Our strategy to success as managers was something completely different than most. It had a lot more to do with problem solving rather than decision making. We chose the path of learning rather than that of delegating. But we weren’t innovators. We learned from the greatest companies of our time, saw what they did best and tried mimicking them within our own capabilities and constraints. For every problem faced, we would quickly draft up a “dream solution” whether implementable or not, then we took steps back to create a plausible solution that was cost and time effective and within our ability to implement.
Our live order status checklist we replicated after McDonald’s and Tim Horton's. Our “internal Google search” which we also called “the 5 second rule” because it allowed us to find anything in under 5 seconds, we got the idea from Google. The 200 + daily hashtags we use to keep track of actions we got mimicking Twitter. Our website and the idea of a “one click find” allowing customers to find most individual products with one click, we got by stealing the idea from Amazons “1-Click Order”. Microsoft… where do I start with them? Let’s just say that our company would never have been able to operate at the efficiency, speed and accuracy in which we operate if it wasn’t for the great Microsoft products. And finally, Toyota’s “Just in time” philosophy allowed us to sell a lot more product from much smaller space than most would think possible. We haven’t adopted much of Facebook into our business, but I have big ideas!

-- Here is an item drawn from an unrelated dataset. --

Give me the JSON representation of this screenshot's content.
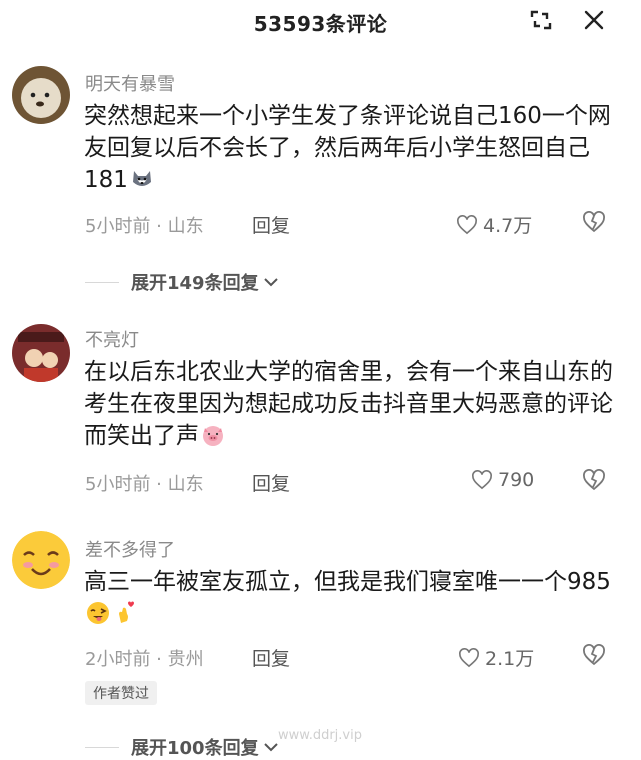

Believe it or not, I spent about 50 hours writing this piece. It’s not easy but it is a good exercise in self expression and something that we should all thrive to get better at. I decided to start writing because I believe there is very little content on the experiences of running small businesses. It is very hard running a small business and we can all win by sharing experiences with one another.
The Corona virus has hit hard small businesses around the world. Many businesses must shut down and those who are still running are at reduced capacity. While fixed costs are still billed to us every month, revenues have been greatly reduced and for many of us completely seized. Unfortunately, many small businesses will not make it through this turbulent time.
But there is something positive that as business owners we now have that we did not have before...we have time. We have time that if utilized properly, it can be a rare opportunity to turn a tragedy into an opportunity. So, use this time wisely and invest it in the future of your business. Make a list of everything you wanted to improve about your business that you did not have time before and start tackling that list. Sharing my experiences will hopefully help some businesses or those who inspire to become entrepreneurs to get direction, inspiration and whatever else sharing experiences may bring. If there is one underlying theme in my experience at running Metal Pros, it's that there is so much that can be done to improve our businesses which only requires time. Ultimately, it is up to us as individual business owners to do what we need to do to come out of this new and difficult reality, smarter and more capable than before.